What you have to do >>
The word "compte" occurs in some of the lines below; copy each of those lines.

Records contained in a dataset
━━━━

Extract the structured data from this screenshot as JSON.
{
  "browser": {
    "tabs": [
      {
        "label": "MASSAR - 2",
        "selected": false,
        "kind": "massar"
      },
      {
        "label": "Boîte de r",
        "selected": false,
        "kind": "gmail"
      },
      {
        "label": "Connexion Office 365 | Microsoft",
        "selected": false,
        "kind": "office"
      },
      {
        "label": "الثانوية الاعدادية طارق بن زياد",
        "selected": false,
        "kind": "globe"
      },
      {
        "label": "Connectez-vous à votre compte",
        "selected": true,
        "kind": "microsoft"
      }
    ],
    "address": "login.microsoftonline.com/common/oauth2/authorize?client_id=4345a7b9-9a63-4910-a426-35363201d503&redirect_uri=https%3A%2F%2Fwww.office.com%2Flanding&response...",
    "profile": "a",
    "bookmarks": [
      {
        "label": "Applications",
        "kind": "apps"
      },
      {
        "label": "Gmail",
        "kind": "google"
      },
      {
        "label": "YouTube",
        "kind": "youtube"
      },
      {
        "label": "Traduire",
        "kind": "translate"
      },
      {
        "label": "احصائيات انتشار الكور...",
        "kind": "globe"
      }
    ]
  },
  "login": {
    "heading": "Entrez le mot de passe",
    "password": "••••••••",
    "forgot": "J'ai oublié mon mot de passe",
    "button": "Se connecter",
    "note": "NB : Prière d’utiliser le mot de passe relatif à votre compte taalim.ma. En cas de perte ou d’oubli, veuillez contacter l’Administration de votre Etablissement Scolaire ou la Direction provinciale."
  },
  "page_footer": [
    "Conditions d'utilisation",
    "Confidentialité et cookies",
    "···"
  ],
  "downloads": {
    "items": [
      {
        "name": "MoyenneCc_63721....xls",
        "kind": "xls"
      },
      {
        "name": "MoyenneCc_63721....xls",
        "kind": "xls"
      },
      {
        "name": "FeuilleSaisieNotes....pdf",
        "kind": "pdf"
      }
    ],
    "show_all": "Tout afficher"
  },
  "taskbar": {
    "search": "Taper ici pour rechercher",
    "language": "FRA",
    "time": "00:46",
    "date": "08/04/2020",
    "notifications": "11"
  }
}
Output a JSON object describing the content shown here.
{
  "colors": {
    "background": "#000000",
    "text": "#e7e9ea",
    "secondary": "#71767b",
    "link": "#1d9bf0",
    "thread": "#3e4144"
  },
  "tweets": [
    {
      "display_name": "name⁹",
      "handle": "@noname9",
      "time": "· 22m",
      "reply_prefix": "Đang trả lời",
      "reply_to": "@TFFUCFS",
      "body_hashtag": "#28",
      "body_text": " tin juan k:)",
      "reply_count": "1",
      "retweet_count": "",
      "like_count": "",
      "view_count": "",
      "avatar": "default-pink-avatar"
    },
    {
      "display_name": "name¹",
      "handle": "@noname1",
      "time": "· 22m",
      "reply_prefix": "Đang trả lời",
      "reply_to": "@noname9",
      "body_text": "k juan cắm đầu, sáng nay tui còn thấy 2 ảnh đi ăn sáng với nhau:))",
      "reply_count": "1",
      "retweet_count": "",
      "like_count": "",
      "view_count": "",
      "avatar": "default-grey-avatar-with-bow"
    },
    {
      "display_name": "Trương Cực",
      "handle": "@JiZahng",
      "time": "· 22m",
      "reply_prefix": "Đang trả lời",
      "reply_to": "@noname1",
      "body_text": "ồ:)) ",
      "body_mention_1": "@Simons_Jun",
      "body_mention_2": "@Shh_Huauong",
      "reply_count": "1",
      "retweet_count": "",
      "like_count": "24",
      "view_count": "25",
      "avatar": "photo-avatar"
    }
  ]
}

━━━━

Response for this exercise >>
        "label": "Connectez-vous à votre compte",
    "note": "NB : Prière d’utiliser le mot de passe relatif à votre compte taalim.ma. En cas de perte ou d’oubli, veuillez contacter l’Administration de votre Etablissement Scolaire ou la Direction provinciale."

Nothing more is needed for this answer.